It would be easy to claim that Miles Davis' 1961 album Someday My Prince Will Come merely rides the coattails of Davis' previous work, notably Kind of Blue (1959) and Sketches of Spain (1960). While it has not proven to be as influential as his previous (and later) work, Someday My Prince Will Come is a curious masterpiece all its own.
The album's title track begins with a vamp, soon punctuated by the theme, Davis' personal reworking of the theme from the Walt Disney animated classic Snow White and the Seven Dwarfs. Solos drift from Davis' characteristic muted Harmon, newcomer Hank Mobley's tenor saxophone, Wynton Kelley's playful piano. John Coltrane, playing as a guest performer, steals the show with a pair of sizzling choruses which display his tremendous technical skill and musical creativity. 10/10
Old Folks maintains the wistfulness of the previous track with an added dose of sentimentality. Davis' solo is marked by a lonely nostalgia. Mobley's contribution is less than stellar; his sax doles out appropriate but halfhearted phrases. 8/10
The third track, Pfrancing, starts out with a few finger snaps before Kelley's introduction of a cool, unexpectedly cheerful theme on the ivories. Davis streaks through a fiery solo not heard previously on the album, and Mobley offers up a respectable swing. 9/10
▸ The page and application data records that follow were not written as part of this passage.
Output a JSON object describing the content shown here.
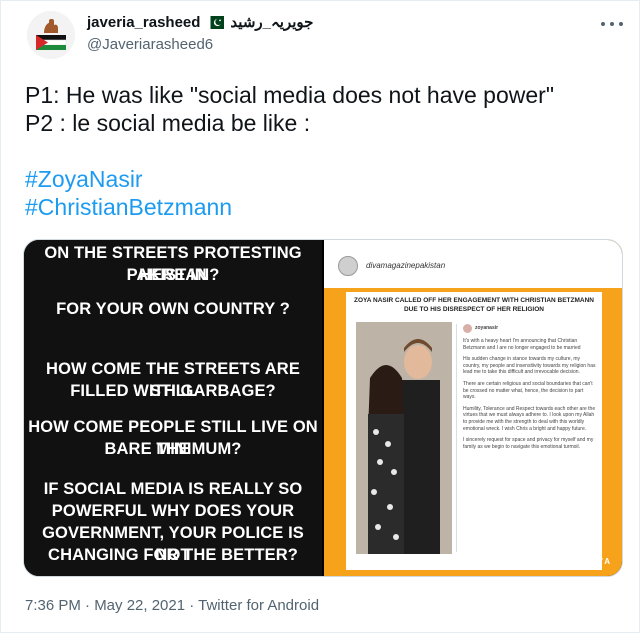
{
  "tweet": {
    "display_name": "javeria_rasheed",
    "urdu_name": "جویریہ_رشید",
    "handle": "@Javeriarasheed6",
    "text_lines": [
      "P1: He was like \"social media does not have power\"",
      "P2 : le social media be like :"
    ],
    "hashtags": [
      "#ZoyaNasir",
      "#ChristianBetzmann"
    ],
    "timestamp": "7:36 PM · May 22, 2021 · Twitter for Android"
  },
  "media": {
    "left_image_lines": [
      "ON THE STREETS PROTESTING HERE IN",
      "PAKISTAN?",
      "FOR YOUR OWN COUNTRY ?",
      "HOW COME THE STREETS ARE STILL",
      "FILLED WITH GARBAGE?",
      "HOW COME PEOPLE STILL LIVE ON THE",
      "BARE MINIMUM?",
      "IF SOCIAL MEDIA IS REALLY SO",
      "POWERFUL WHY DOES YOUR",
      "GOVERNMENT, YOUR POLICE IS NOT",
      "CHANGING FOR THE BETTER?"
    ],
    "right_image": {
      "account": "divamagazinepakistan",
      "headline": "Zoya Nasir Called Off Her Engagement With Christian Betzmann Due To His Disrespect Of Her Religion",
      "stmt_user": "zoyanasir",
      "paragraphs": [
        "It's with a heavy heart I'm announcing that Christian Betzmann and I are no longer engaged to be married",
        "His sudden change in stance towards my culture, my country, my people and insensitivity towards my religion has lead me to take this difficult and irrevocable decision.",
        "There are certain religious and social boundaries that can't be crossed no matter what, hence, the decision to part ways.",
        "Humility, Tolerance and Respect towards each other are the virtues that we must always adhere to. I look upon my Allah to provide me with the strength to deal with this worldly emotional wreck. I wish Chris a bright and happy future.",
        "I sincerely request for space and privacy for myself and my family as we begin to navigate this emotional turmoil."
      ],
      "brand": "DIVA"
    }
  },
  "colors": {
    "link": "#1d9bf0",
    "muted": "#536471",
    "orange": "#f7a21b"
  }
}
Davis digs deeper into the introspection of Old Folks with the fourth track, Drad-Dog (a reversed 'Goddard', named after the president of Columbia, Goddard Lieberson). Kelley and Davis weave together a careful tune, with the trumpeter improvising over the pianist's exquisite comping. 9/10
The modal Teo, pleasantly reminiscent of the exotic spirit of Sketches of Spain, brings Coltrane back for an emotionally striking solo followed by a blistering solo of his own before bringing the track to a close with a vamp. 10/10
Mobley's performance on the final track, Jimmy Van Heusen's I Thought About You, is his finest of the album. The saxophonist spins out a lyrical down-tempo bop which stands up and at times surpasses Davis' own muted improvisations. 10/10
Lyrics — 9
Someday My Prince Will Come is entirely instrumental, but the playing evokes a certain carefully crafted lyricism all its own despite absent vocals.. Davis is as introspective and moving as ever, and Coltrane's performance is both stylish and substantive.
Overall Impression — 9
Someday My Prince Will Come holds an interesting place in the evolution of Miles Davis' music, straddling the modal experimentation of Kind of Blue and the acid-drenched fusion of Bitches Brew without difficulty. I would immediately replace this album if it were lost or stolen; it doesn't have the innovation or quality of Davis' more well-known albums, but the strong musicianship makes it both a standout record almost any die-hard fan of jazz would enjoy.